A hotelier looking to buy and move the Delta Queen riverboat hotel down to Florida will have to wait until at least the end of the summer.
Unless the New Smyrna Beach, Fla., City Council approves a land lease, Wayne Heller may not even go through with the purchase. Heller signed a letter of intent to buy the Delta Queen, move it and reopen it in New Smyrna Beach last month.
The council decided that before signing an agreement with Heller the land should be put out for bids, a process that will take far longer than Heller's letter of intent to buy is good for.
New Smyrna Beach Mayor Adam Barringer said the city won't make a decision until sometime in August at the earliest, and the project has several hurdles it would need to clear before getting serious consideration.
The Coast Guard, Army Corps of Engineers, Department of Environmental Protection and other agencies need to OK the plan to move the 85-year-old steamboat before it could happen. Until then, the New Smyrna Beach Commission will have difficulty approving the floating hotel.
"That's the consensus among the entire commission," Barringer said. "There's a lot of agencies that would have to give this the thumbs-up prior to the city saying we can move forward."
The Delta Queen has had several would-be buyers pull out for one reason or another since the boat was docked at Chattanooga in 2009. Operator Leah Ann Ingram said the boat will stay on the market, but she hopes it can find a permanent home in Chattanooga.
"It's great for the city," she said. "Occupancy's doing really well. On the weekends we're close to being full."
Occupancy rates have seen a "large increase this year," Ingram said, a boost she attributes to extensive marketing.
She expects occupancy to continue to rise into the summer as the Delta Queen launches promotions around its 85th anniversary.
Bob Doak, president and chief executive officer of the Chattanooga Convention and Visitors Bureau, said the boat is a great tourist attraction for the city.
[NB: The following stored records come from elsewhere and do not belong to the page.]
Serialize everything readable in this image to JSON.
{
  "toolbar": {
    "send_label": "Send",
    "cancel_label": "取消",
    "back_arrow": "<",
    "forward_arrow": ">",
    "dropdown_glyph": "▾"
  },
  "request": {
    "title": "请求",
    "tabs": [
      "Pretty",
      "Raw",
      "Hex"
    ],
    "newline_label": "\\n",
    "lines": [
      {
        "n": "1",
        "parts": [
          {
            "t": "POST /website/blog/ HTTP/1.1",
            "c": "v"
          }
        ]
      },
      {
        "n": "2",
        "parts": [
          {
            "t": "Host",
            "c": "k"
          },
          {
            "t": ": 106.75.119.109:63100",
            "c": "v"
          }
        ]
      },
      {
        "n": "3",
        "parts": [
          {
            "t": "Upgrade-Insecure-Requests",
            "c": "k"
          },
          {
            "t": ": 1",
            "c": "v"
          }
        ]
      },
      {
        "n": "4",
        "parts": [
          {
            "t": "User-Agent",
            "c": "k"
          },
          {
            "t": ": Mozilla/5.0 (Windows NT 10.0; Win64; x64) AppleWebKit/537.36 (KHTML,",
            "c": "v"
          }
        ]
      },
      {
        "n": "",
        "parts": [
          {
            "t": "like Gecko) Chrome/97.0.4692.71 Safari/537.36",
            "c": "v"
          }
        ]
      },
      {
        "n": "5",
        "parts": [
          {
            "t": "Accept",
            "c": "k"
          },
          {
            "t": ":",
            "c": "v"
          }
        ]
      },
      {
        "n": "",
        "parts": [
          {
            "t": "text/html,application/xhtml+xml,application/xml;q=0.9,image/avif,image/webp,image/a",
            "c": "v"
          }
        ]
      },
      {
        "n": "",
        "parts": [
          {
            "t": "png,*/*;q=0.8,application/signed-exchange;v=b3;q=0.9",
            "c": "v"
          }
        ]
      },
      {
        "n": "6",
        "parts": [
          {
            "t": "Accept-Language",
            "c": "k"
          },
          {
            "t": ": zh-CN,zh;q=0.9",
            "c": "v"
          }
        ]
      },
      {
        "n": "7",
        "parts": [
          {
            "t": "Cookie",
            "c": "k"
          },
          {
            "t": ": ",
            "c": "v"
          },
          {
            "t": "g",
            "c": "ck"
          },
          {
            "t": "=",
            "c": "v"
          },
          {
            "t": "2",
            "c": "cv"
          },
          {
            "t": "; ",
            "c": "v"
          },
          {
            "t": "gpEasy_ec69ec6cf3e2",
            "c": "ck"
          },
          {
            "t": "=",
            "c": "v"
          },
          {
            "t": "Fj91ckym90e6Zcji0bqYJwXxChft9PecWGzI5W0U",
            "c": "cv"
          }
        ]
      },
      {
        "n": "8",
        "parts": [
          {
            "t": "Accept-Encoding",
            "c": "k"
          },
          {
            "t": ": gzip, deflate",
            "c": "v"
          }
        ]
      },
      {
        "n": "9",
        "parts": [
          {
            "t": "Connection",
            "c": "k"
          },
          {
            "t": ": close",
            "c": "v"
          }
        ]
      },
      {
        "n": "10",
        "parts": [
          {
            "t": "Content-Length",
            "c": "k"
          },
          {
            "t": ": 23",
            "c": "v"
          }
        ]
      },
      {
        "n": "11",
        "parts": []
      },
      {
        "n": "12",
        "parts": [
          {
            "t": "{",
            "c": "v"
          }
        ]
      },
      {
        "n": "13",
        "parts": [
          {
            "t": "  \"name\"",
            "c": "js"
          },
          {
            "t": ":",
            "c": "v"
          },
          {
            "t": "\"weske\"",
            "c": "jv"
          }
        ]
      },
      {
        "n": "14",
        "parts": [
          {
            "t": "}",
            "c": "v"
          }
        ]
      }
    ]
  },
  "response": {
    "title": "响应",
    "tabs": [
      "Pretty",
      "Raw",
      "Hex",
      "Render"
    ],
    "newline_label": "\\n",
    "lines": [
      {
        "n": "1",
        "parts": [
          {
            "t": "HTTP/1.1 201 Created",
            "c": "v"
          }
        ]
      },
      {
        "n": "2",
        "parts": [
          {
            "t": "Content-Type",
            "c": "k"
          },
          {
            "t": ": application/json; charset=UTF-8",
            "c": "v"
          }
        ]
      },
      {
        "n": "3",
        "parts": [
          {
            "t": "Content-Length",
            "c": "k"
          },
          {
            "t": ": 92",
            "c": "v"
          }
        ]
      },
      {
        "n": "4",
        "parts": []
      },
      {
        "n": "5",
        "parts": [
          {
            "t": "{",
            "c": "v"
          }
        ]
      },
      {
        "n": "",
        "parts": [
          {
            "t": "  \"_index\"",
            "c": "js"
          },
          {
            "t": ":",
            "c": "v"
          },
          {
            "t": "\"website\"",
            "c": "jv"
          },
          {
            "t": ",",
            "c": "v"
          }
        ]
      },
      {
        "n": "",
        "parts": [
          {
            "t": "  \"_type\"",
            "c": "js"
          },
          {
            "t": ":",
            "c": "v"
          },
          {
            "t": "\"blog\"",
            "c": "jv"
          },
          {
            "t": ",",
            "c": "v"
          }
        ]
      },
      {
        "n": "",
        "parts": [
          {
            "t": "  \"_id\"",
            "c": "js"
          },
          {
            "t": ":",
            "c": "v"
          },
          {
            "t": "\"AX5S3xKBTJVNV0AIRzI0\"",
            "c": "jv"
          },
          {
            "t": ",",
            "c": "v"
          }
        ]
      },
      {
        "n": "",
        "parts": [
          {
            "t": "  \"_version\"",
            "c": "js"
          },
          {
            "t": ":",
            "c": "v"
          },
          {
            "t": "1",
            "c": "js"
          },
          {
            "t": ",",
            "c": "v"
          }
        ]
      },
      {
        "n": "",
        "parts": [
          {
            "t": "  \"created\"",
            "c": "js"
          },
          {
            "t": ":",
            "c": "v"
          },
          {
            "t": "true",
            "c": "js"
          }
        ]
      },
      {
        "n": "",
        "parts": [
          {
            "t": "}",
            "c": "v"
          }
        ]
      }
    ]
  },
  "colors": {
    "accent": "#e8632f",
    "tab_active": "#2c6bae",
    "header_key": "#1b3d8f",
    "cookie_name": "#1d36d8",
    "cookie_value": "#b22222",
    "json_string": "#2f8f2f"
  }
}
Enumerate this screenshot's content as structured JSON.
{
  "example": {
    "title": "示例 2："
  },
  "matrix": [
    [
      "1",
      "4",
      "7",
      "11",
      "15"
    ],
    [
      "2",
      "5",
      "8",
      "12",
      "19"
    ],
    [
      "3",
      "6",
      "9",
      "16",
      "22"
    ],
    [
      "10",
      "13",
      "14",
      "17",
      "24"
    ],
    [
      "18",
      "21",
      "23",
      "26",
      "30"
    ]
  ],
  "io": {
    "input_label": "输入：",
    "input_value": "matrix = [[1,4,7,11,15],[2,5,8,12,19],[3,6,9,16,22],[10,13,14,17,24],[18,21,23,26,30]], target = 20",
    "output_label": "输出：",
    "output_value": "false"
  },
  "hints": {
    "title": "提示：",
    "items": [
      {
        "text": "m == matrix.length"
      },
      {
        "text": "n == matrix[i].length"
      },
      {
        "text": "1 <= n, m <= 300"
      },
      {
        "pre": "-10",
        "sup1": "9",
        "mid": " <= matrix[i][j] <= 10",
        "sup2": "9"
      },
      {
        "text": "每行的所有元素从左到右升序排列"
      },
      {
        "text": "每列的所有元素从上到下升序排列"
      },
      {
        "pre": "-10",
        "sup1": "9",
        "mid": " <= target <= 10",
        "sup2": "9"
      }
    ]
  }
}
"It animates our waterfront," he said. "It's unique, and to be competitive, you've got to differentiate yourself from your competitors. This adds to our unique mix as a city."
Contact Carey O'Neil at firstname.lastname@example.org or 423-757-6525. Follow him at twitter.com/careyoneil.